● What to do
Please give the number of lines in the material below that contain "JSON", and provide nothing besides that number.
======== Data for this task
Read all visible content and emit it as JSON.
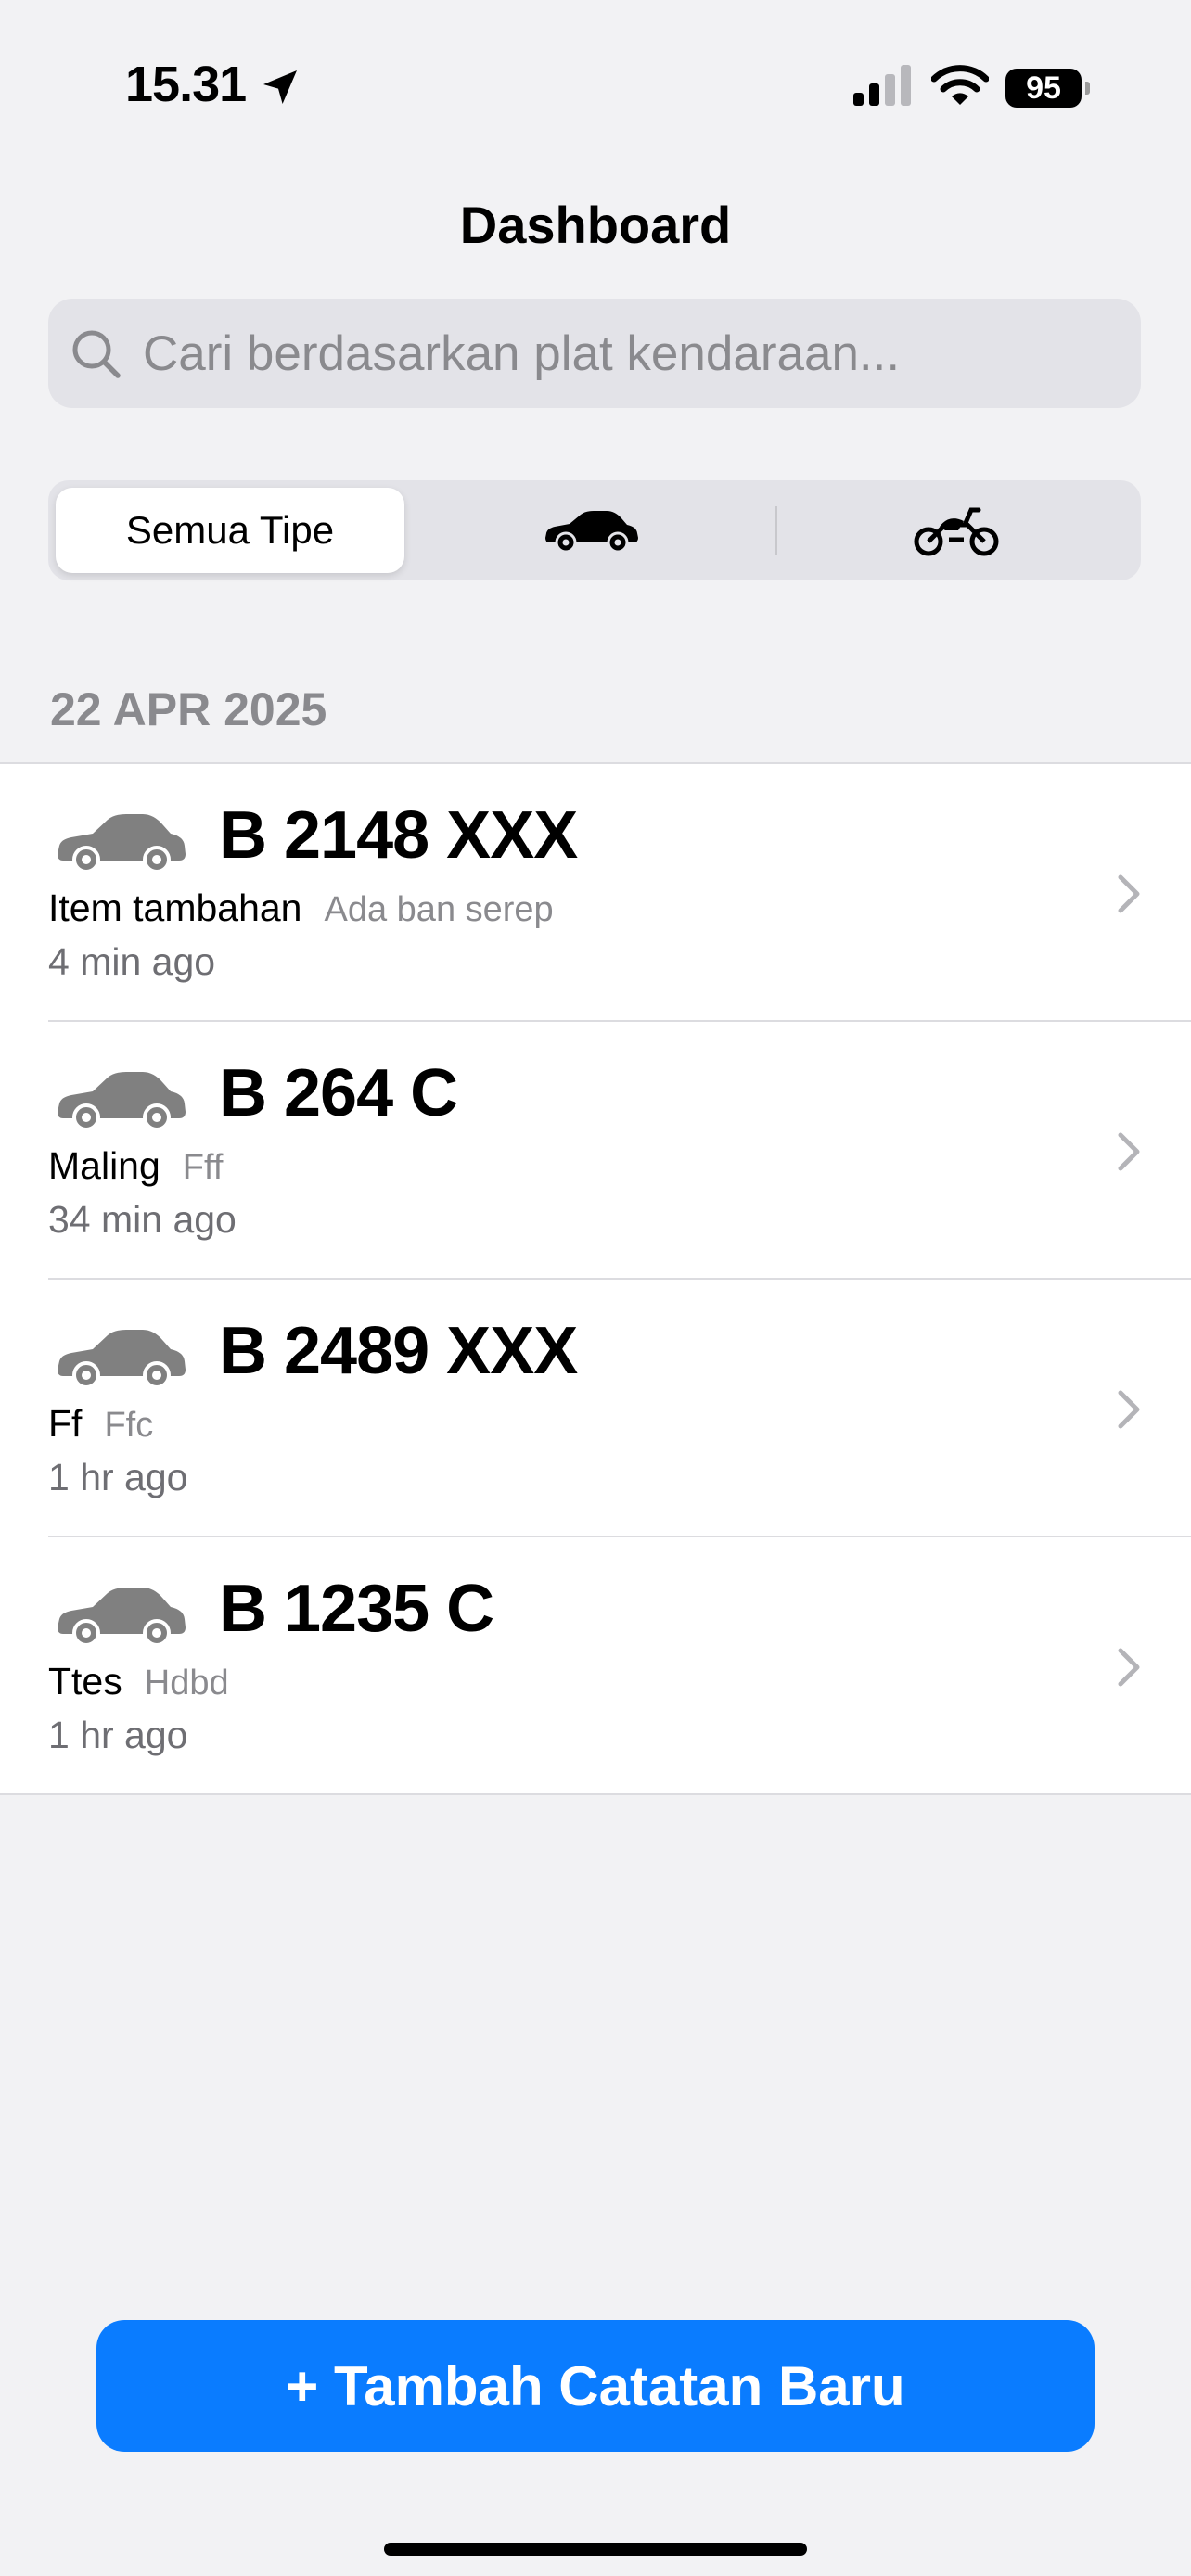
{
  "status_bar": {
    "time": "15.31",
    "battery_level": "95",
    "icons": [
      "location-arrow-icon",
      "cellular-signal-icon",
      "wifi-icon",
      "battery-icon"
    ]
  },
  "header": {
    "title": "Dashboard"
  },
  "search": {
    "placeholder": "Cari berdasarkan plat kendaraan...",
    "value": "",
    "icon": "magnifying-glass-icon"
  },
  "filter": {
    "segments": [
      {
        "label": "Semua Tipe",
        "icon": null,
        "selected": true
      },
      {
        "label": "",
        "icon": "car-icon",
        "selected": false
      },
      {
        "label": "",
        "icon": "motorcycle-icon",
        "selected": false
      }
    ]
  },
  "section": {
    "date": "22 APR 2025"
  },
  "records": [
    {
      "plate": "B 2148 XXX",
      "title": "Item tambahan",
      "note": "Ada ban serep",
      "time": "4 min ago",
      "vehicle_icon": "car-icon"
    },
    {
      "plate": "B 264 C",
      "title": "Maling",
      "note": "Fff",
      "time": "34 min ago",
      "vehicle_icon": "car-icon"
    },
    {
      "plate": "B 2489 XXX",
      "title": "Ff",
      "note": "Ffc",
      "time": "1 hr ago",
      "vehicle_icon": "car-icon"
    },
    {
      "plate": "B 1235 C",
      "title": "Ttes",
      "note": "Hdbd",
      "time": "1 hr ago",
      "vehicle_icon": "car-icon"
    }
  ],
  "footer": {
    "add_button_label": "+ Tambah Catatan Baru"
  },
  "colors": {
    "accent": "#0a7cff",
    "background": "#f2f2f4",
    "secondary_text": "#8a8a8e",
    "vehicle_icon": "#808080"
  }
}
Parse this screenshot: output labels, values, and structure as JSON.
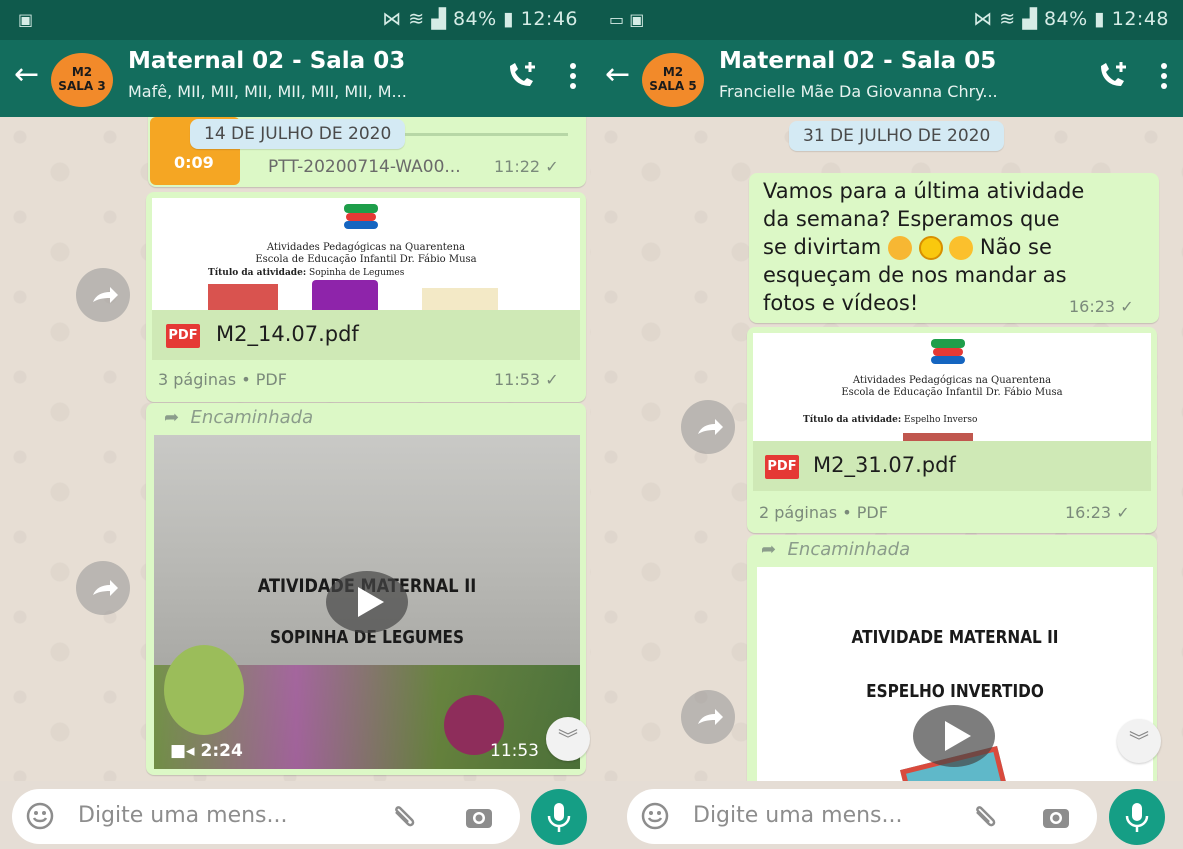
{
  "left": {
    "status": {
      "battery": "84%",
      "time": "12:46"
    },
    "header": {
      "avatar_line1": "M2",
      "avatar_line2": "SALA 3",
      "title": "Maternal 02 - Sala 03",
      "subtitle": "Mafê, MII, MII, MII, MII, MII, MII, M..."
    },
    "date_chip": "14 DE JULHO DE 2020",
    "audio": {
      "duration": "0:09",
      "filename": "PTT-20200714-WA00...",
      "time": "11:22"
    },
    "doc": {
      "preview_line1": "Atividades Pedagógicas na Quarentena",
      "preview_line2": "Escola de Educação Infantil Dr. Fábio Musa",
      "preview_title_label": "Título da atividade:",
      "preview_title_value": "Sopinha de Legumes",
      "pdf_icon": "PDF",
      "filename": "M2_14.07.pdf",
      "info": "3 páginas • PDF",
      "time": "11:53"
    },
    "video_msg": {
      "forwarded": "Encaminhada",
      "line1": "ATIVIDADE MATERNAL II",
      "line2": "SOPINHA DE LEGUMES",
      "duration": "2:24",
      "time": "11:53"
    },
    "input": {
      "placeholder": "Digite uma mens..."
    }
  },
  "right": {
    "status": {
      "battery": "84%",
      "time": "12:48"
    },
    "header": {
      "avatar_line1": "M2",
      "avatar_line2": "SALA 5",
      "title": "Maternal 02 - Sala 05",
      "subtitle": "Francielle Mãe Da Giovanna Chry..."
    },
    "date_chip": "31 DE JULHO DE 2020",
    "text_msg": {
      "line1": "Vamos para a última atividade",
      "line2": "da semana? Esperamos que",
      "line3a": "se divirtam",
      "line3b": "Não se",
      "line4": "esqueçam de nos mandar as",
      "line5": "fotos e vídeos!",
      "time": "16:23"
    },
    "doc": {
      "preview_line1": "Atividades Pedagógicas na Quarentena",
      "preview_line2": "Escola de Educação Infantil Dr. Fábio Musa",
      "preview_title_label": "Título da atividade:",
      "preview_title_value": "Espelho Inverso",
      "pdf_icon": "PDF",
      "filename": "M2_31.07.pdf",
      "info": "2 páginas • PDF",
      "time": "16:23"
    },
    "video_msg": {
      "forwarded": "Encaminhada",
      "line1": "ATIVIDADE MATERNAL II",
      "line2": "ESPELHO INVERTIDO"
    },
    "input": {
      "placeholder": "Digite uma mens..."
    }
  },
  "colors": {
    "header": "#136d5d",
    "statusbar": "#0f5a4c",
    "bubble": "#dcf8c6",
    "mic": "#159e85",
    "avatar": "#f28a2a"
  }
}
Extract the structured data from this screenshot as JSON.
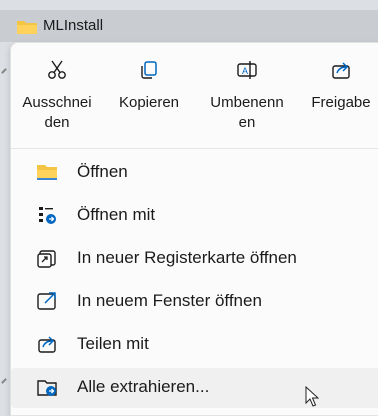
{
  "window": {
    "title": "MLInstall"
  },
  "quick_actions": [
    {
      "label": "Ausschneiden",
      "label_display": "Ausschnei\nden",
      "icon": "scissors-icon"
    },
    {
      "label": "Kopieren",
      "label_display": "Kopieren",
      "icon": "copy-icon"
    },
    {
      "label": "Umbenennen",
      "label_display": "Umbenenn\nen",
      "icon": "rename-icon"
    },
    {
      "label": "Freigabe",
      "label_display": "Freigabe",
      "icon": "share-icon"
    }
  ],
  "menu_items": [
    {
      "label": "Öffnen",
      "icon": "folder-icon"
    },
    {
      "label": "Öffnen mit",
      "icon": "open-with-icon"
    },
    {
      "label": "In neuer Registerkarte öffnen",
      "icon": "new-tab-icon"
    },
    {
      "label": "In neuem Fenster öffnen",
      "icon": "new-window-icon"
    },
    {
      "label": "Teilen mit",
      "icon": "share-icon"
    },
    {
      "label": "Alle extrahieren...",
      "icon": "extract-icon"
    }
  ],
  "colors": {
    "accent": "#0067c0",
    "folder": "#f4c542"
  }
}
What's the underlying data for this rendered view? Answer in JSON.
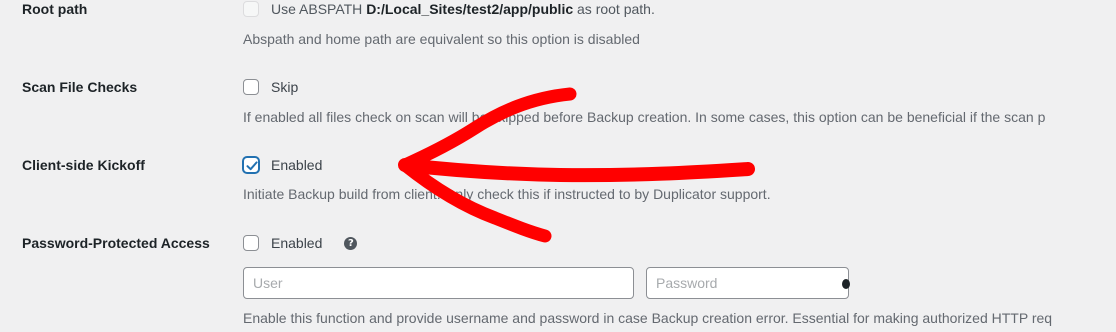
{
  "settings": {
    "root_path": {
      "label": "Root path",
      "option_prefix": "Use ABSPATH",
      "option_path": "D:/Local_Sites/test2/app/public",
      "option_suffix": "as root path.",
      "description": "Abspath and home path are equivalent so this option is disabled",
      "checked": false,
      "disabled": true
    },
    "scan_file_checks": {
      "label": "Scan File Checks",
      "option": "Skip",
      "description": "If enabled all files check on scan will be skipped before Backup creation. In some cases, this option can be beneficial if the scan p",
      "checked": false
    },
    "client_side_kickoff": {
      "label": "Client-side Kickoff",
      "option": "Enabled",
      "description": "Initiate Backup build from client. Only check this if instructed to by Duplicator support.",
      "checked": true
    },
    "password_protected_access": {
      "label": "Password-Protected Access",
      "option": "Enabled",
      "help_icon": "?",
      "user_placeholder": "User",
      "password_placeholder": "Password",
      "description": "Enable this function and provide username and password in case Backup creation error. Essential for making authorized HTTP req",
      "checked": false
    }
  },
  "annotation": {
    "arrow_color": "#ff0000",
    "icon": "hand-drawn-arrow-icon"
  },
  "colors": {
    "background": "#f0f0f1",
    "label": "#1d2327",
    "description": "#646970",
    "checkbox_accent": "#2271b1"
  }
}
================
● Exercise answer
4